We gathered conservation easement data in May 2016 from Wyoming land trusts (Copeland and Browning 2016) and the National Conservation Easement Database (http://www.conservationeasement.us/). We identified private versus public land tenure using the Bureau of Land Management’s Surface Management Dataset (https://www.blm.gov/wy). We included tribal lands within the public lands category.
The extents of private lands with easements, private lands without easements, and public lands were intersected with resource datasets, in either raster (30-m resolution) or polygon format, to produce acreage or length summaries. To determine intersecting area or acreage, we used the “extract by mask” procedure in ArcGIS, where the land status dataset (e.g., easements) was the mask dataset.
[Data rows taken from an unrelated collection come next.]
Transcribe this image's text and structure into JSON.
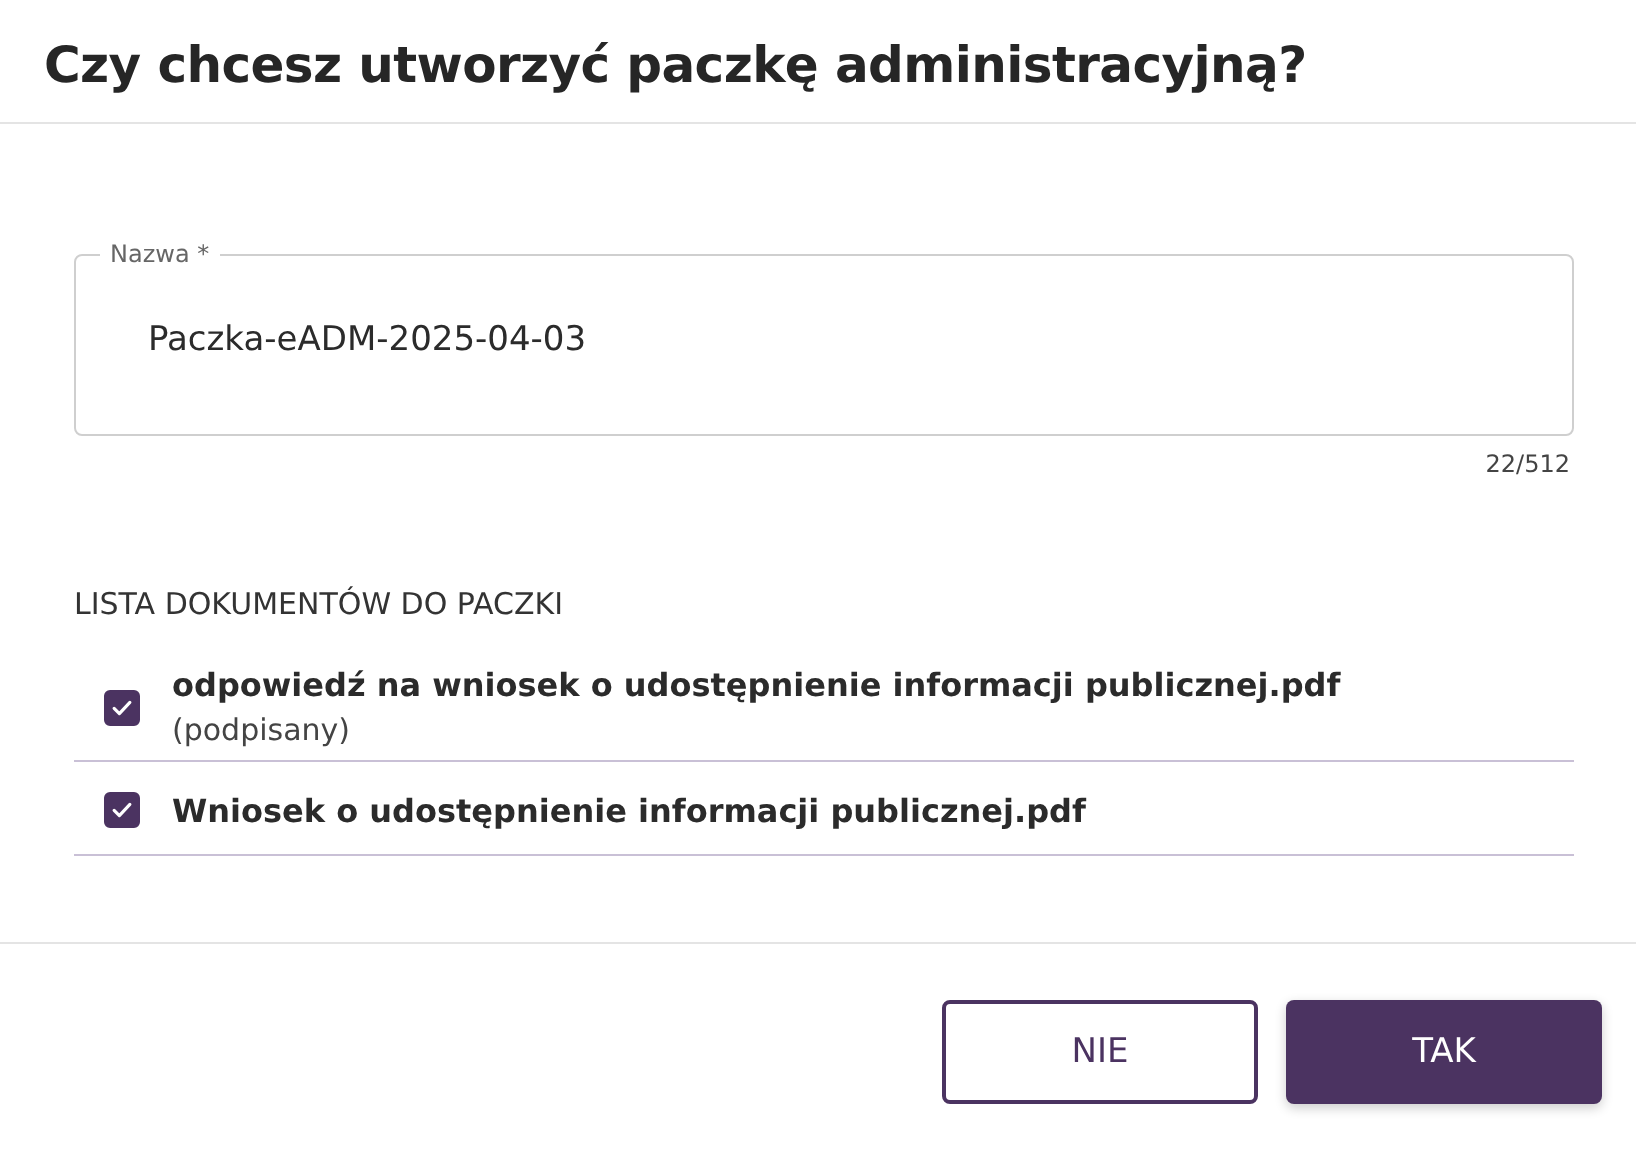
{
  "dialog": {
    "title": "Czy chcesz utworzyć paczkę administracyjną?"
  },
  "name_field": {
    "label": "Nazwa",
    "required": true,
    "required_mark": "*",
    "value": "Paczka-eADM-2025-04-03",
    "counter": "22/512"
  },
  "documents": {
    "heading": "LISTA DOKUMENTÓW DO PACZKI",
    "items": [
      {
        "name": "odpowiedź na wniosek o udostępnienie informacji publicznej.pdf",
        "note": "(podpisany)",
        "checked": true
      },
      {
        "name": "Wniosek o udostępnienie informacji publicznej.pdf",
        "checked": true
      }
    ]
  },
  "buttons": [
    {
      "label": "NIE",
      "kind": "secondary"
    },
    {
      "label": "TAK",
      "kind": "primary"
    }
  ]
}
We did this for land cover classes (National Land Cover Dataset 2014, http://www.mrlc.gov/nlcd2011.php), drinking water sources sensitive to pollution (Bedessem et al. 2005), wetlands (National Wetland Inventory 2010), big game crucial ranges (https://wgfd.wyo.gov/Wildlife-in-Wyoming/Geospatial-Data, accessed Aug 2016), and sage grouse core area (Wyoming Game and Fish Department 2015, version 4).
To determine lengths of streams or migration routes, we used the “select by location” procedure in ArcGIS, where we selected all the streams or migration routes that intersected with the land status of interest and then summed the miles within that selection. We did this for streams (National Hydrology Dataset, 100k scale), blue ribbon streams (Wyoming Game and Fish Department 2013, https://wgfd.wyo.gov/Wildlife-in-Wyoming/Geospatial-Data), and suspected big game migration routes (https://wgfd.wyo.gov/Wildlife-in-Wyoming/Geospatial-Data, accessed Aug 2016).
Additionally, we calculated the average number of species of concern occurences across each land status category. For each of the 131 terrestrial Species of Greatest Conservation Need, we accessed a raster dataset where predicted habitat for the species was assigned a value of 1 (Wyoming Game and Fish Department 2010). We summed the predicted habitat raster datasets across all species, which produced a raster summarizing the number of predicted species per pixel. Then, for each land status, we calculated the average number of species that occurred across all pixels belonging to that land status.